Barry Webb notes:
The possibility of enjoyment returns, significantly, only when the quest for profit is given up altogether (2:22-23), and replaced by the notion of gift.
Ecclesiastes 2:24–25 ESV
There is nothing better for a person than that he should eat and drink and find enjoyment in his toil. This also, I saw, is from the hand of God, for apart from him who can eat or who can have enjoyment?
Enjoyment is literally, “make his soul see good.” It involves the possession of a deep sense of satisfaction in God’s abundant provisions. Find joy in your toil! God gives all of this to you, plus your ability to enjoy it, for your benefit.
Of course, the fact that we are to enjoy them as a gift from God, implies that we are not to consider the gifts as more valuable than the Giver. God’s gifts are not indiscriminately given:
Ecclesiastes 2:26 ESV
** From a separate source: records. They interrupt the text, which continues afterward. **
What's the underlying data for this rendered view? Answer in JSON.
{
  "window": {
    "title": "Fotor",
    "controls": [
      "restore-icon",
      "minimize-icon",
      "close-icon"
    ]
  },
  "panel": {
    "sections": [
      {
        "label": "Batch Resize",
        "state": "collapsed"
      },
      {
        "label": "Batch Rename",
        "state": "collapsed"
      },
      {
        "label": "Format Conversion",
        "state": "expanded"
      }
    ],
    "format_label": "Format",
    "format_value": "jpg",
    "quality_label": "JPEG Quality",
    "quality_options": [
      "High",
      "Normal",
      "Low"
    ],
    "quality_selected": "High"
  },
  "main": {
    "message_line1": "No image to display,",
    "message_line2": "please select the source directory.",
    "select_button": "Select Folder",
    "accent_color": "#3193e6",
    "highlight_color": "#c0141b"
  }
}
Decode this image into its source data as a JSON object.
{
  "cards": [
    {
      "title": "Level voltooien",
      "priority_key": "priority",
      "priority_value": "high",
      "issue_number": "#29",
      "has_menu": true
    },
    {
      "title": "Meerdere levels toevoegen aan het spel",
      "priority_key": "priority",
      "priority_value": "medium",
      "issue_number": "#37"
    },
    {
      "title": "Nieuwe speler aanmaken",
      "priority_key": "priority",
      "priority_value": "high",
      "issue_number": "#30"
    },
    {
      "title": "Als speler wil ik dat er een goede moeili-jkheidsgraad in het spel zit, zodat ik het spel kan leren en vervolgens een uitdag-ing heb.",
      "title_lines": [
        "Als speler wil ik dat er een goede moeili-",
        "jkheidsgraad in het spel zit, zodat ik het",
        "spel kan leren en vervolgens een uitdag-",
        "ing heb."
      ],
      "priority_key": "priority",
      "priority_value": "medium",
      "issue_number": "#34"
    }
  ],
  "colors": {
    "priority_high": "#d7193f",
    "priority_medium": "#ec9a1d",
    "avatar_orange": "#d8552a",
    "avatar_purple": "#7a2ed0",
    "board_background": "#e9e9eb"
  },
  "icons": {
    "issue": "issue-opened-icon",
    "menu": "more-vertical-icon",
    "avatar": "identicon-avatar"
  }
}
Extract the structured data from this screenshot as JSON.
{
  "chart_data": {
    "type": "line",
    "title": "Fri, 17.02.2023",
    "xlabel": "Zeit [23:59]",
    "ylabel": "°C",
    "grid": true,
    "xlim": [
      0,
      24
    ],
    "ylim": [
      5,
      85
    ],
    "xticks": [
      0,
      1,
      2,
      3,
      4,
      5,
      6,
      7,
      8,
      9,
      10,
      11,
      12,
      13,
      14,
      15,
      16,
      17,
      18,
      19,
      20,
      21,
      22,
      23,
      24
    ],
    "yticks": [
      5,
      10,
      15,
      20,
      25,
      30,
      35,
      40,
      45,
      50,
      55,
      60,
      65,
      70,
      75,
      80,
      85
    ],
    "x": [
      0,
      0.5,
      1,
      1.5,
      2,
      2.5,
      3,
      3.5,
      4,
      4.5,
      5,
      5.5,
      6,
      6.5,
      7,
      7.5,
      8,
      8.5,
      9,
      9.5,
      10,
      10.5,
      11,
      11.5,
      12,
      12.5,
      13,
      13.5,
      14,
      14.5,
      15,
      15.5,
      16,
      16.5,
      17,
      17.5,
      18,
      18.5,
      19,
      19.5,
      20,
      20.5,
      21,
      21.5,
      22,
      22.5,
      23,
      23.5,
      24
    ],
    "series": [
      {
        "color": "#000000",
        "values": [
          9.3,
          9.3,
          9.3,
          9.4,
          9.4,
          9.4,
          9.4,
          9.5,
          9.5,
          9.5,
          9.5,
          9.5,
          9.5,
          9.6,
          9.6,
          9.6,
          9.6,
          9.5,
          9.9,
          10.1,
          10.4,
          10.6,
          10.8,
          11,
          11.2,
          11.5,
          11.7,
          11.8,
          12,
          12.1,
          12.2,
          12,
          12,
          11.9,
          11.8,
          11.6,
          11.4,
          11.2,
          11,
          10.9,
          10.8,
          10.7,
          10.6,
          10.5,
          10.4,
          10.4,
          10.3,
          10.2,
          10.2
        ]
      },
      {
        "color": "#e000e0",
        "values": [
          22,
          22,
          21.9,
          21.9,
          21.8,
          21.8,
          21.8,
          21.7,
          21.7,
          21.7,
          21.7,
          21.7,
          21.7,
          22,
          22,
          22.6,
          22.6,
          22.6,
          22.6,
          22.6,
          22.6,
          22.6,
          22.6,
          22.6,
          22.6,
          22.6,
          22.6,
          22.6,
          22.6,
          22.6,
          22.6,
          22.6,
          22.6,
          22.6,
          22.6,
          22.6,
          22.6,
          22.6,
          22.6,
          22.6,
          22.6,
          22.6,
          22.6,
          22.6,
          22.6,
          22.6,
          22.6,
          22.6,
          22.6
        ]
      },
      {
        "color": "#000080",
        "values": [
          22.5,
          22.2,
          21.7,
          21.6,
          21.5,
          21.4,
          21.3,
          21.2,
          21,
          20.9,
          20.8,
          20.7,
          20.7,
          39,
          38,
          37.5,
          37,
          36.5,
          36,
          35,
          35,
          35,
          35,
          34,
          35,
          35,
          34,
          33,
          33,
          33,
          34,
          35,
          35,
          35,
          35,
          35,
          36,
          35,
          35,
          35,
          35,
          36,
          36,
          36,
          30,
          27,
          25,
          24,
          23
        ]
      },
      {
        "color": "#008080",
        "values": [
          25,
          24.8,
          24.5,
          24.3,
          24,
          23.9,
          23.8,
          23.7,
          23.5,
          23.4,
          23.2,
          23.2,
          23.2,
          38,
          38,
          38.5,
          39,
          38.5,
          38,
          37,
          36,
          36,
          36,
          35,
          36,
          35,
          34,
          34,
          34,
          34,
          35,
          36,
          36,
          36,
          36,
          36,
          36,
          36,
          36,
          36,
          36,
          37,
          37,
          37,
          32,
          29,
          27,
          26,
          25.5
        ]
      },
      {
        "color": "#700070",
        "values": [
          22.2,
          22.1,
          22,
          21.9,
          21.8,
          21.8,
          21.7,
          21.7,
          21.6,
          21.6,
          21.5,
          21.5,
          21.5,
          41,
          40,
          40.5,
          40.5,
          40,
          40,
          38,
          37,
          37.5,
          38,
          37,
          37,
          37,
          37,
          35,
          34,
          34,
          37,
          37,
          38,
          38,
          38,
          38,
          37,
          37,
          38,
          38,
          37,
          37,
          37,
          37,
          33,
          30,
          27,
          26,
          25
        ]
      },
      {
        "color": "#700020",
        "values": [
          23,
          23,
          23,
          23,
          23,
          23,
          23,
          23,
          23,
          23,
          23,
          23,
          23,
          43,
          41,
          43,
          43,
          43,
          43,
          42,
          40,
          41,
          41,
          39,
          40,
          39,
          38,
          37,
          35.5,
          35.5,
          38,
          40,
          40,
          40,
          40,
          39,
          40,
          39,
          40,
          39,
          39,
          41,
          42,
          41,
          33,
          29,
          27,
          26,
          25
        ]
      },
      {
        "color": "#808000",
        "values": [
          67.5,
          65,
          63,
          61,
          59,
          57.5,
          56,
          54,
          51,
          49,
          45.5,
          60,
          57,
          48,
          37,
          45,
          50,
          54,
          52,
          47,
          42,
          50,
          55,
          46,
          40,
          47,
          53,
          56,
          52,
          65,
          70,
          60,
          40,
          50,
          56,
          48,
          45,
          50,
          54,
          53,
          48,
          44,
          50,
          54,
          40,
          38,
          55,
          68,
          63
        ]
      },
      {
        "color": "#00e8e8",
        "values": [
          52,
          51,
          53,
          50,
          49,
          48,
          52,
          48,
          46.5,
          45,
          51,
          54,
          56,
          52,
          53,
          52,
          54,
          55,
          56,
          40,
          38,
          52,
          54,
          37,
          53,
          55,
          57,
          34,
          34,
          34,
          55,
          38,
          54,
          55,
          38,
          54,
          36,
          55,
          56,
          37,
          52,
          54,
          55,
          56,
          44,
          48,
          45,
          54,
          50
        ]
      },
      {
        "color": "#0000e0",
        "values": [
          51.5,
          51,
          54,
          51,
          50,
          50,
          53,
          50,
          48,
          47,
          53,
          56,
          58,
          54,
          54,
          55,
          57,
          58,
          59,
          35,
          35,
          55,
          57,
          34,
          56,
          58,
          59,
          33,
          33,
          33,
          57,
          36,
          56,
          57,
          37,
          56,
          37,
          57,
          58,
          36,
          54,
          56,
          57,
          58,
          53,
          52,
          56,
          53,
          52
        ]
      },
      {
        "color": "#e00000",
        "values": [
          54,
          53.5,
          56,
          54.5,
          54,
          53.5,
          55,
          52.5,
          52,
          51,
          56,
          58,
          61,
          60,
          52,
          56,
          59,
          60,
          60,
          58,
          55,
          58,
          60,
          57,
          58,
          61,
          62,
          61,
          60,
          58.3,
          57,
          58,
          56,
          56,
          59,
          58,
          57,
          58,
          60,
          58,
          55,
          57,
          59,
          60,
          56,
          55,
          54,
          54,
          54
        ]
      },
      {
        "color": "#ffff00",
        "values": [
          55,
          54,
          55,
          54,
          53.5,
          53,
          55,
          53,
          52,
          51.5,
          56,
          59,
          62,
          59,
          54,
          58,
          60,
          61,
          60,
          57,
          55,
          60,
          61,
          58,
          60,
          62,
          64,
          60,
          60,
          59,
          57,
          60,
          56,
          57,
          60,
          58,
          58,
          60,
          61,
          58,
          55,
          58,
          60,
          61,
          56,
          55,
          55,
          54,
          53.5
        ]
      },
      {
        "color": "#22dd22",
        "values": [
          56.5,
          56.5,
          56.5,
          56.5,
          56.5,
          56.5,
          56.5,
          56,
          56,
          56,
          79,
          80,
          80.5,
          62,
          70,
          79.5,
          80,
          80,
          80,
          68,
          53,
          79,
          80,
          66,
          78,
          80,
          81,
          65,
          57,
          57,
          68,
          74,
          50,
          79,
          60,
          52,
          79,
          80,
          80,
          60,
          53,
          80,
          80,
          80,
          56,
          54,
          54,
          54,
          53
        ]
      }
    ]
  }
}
For to the one who pleases him God has given wisdom and knowledge and joy, but to the sinner he has given the business of gathering and collecting, only to give to one who pleases God. This also is vanity and a striving after wind.
God gives wisdom and knowledge and joy to those who please him.
There’s another section in Anna Karenina that is eerily similar to Ecclesiastes. As Tolstoy traces the tragic consequences of Anna and Vronsky’s love affair, another couple, Levin and Kitty, are depicted as living a simple, enjoyable life.
At one point, early in the story, Levin is working in his field. Now, literally, Tolstoy writes how Levin swings his sickle back and forth, for about 40 pages! What is truly remarkable is that I read all 40 of those pages… But there is some gold to be found there too, such as:
The Lord had given them the day and the Lord had given them the strength. And the day and the strength had been dedicated to labor, and the labor was its reward. Who was the labor for? What would be its fruits? These were irrelevant and idle questions.
Joy is not earned, it is received. And it can be found in everything we do. Therefore, the goal is not to figure out how to gain more joy than others, but to simply receive it and enjoy it!
How is that working out for you? Have you learned to enjoy the life God has given you right now or are you waiting and hoping that the next season will bring some significant change in your circumstances?
› Beware of the endless search for a solution to your perpetual discontentment.
Our discontentment will either drive us into deeper despair or lead us to the liberating enjoyment of God’s abundant provision.
We can fill our life with worry about what we will eat or what we will drink, or we can seek first the kingdom of God, trusting that he has, and will continue to, provide everything we need (Matt 6:25-33). And with the assurance of that truth firmly planted in our hearts by faith, we can learn to receive and appreciate the gift of joy.